Maybe you have asked a parent to lend you money, and they have said no. You know they have the money to give you, so you ask them again. In this situation, you should respect their first answer. They might have a good reason for not wanting to lend you money. Even if they don't, it is their choice.
Respecting these people's boundaries is part of living "life on life's terms". Doing this will grant you more peace in your life. People may even respect your boundaries in return whereas in the past they wouldn't have.
Healthy boundaries in co-dependent relationships
Co-dependency in relationships is when a one-sided relationship develops, with one person looking after the other person in the relationship. Both people have a need to be wanted.
These relationships are common in people with addiction problems, even after they get clean.
Signs of a co-dependent relationship
- Spending most or all of your time with the other person
- Concentrating on the other person in the relationship's problems (and not your own)
- Finding it difficult to be alone
- Canceling plans to spend time with your partner
- Trying to "save" the other person
People may get into a co-dependent relationship for several reasons, including:
- Having low self-esteem and require someone else to validate them or boost their confidence.
- Fear of being alone
- Being in emotional pain and needing to concentrate on someone else to hide from it
Co-dependent relationships are never healthy, and they ultimately lead to resentment from one or both sides of the relationship.

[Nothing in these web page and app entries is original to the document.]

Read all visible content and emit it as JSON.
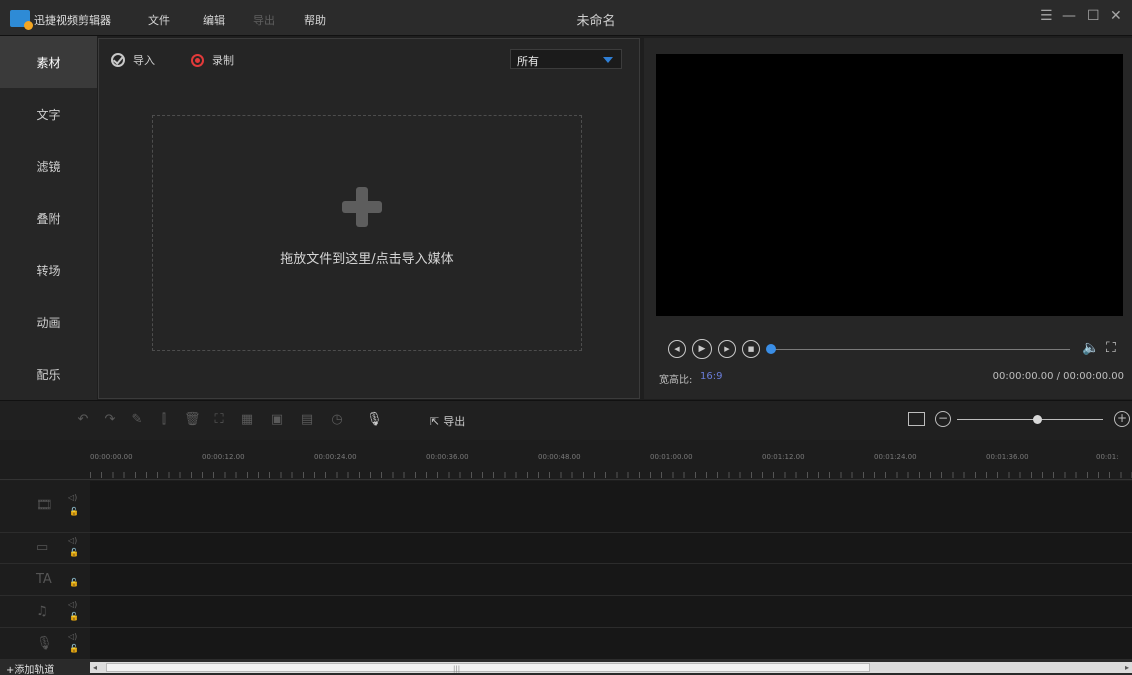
{
  "titlebar": {
    "app_name": "迅捷视频剪辑器",
    "menus": [
      "文件",
      "编辑",
      "导出",
      "帮助"
    ],
    "doc_title": "未命名",
    "window_controls": [
      "☰",
      "—",
      "☐",
      "✕"
    ]
  },
  "nav": {
    "items": [
      "素材",
      "文字",
      "滤镜",
      "叠附",
      "转场",
      "动画",
      "配乐"
    ],
    "active": "素材"
  },
  "media": {
    "import_label": "导入",
    "record_label": "录制",
    "filter_value": "所有",
    "drop_hint": "拖放文件到这里/点击导入媒体"
  },
  "preview": {
    "ratio_label": "宽高比:",
    "ratio_value": "16:9",
    "timecode": "00:00:00.00 / 00:00:00.00",
    "seek_progress": 0
  },
  "timeline": {
    "export_label": "导出",
    "ruler_labels": [
      "00:00:00.00",
      "00:00:12.00",
      "00:00:24.00",
      "00:00:36.00",
      "00:00:48.00",
      "00:01:00.00",
      "00:01:12.00",
      "00:01:24.00",
      "00:01:36.00",
      "00:01:"
    ],
    "zoom_level": 0.55
  },
  "bottom": {
    "add_track_label": "+添加轨道"
  },
  "colors": {
    "accent_blue": "#3a8ee6",
    "record_red": "#e23a3a",
    "ratio_blue": "#6a7dd8"
  }
}
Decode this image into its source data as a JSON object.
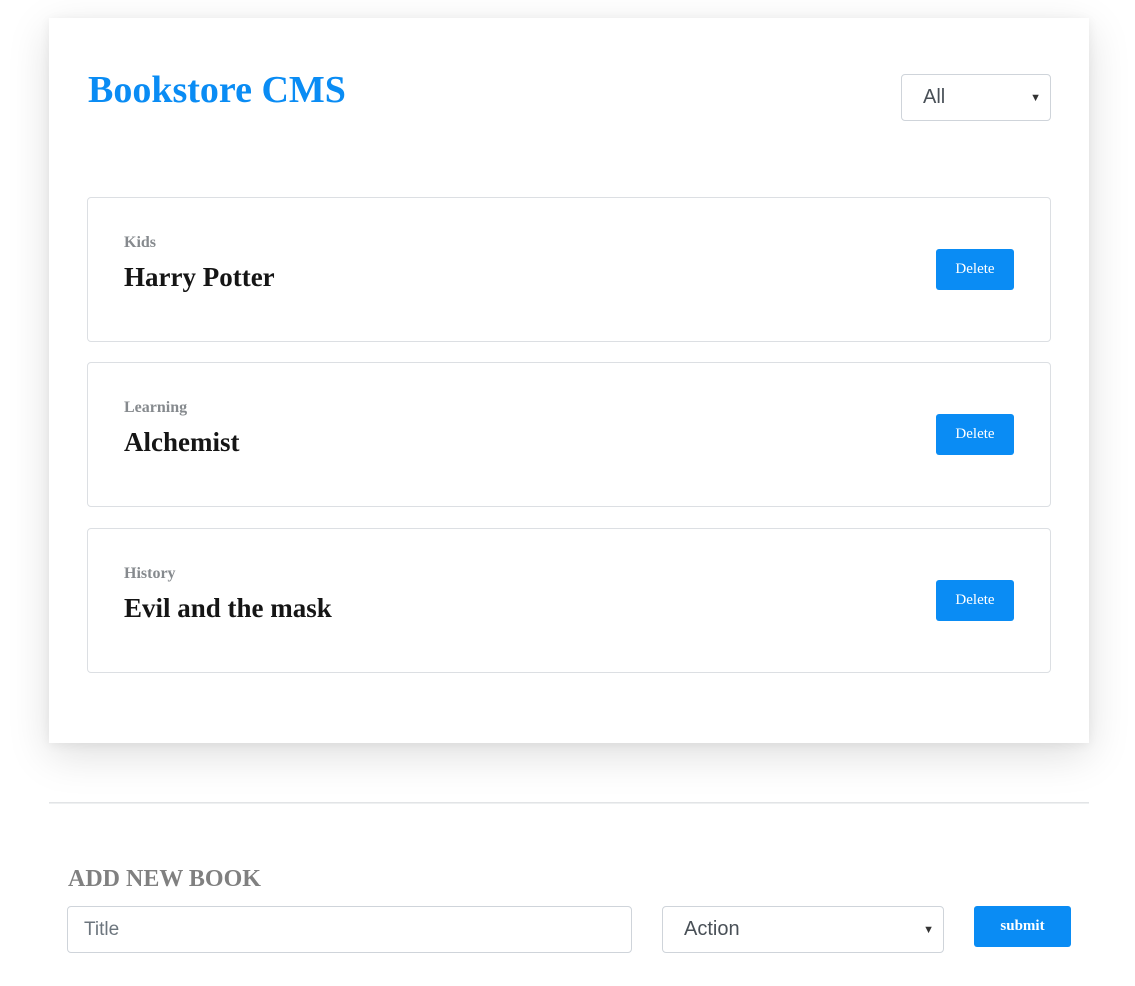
{
  "header": {
    "title": "Bookstore CMS",
    "filter": {
      "selected": "All"
    }
  },
  "books": [
    {
      "category": "Kids",
      "title": "Harry Potter",
      "delete_label": "Delete"
    },
    {
      "category": "Learning",
      "title": "Alchemist",
      "delete_label": "Delete"
    },
    {
      "category": "History",
      "title": "Evil and the mask",
      "delete_label": "Delete"
    }
  ],
  "form": {
    "heading": "ADD NEW BOOK",
    "title_placeholder": "Title",
    "category_selected": "Action",
    "submit_label": "submit"
  },
  "colors": {
    "accent": "#0a8cf4",
    "muted_text": "#868a8e",
    "heading_gray": "#808080"
  }
}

Even after this resentment has become deep, there may be an unwillingness from the two people to end the relationship.
If you are in a co-dependent relationship and want to make it work, it is time to focus on your boundaries in addiction recovery. You have to be open to communicating and listening to each other's needs evenly, and take responsibility for your actions.
You have to learn to take a good look at the relationship, and see what is working and what is not. People in co-dependent relationships sometimes struggle to see how their relationship objectively. It may be worth seeking the assistance of friends or family who are emotionally healthy. You might also try speaking with a relationship counsellor who is well-versed in co-dependency.
Ultimately, if the relationship is not working and has become toxic, it might be time to end it. If you struggle to do this, there are support groups that have been set up to help people who have problems with co-dependency. The most popular of these is CODA, a co-dependency support group based on the principles of the twelve steps.
Respect yourself and others
Setting healthy boundaries is an essential part of recovery from addiction. By being clear about what you want and don't want, communicating your boundaries to others, and being prepared to enforce them, you can start to protect yourself from further hurt and develop healthier relationships.
Remember that the door swings both ways, and while enforcing your boundaries, make sure that you respect other people's boundaries.
- 6 Types Of Boundaries You Deserve To Have (And How To Maintain Them) https://www.mindbodygreen.com/articles/six-types-of-boundaries-and-what-healthy-boundaries-look-like-for-each
- How to Set Boundaries in Your Relationships https://psychcentral.com/blog/why-healthy-relationships-always-have-boundaries-how-to-set-boundaries-in-yours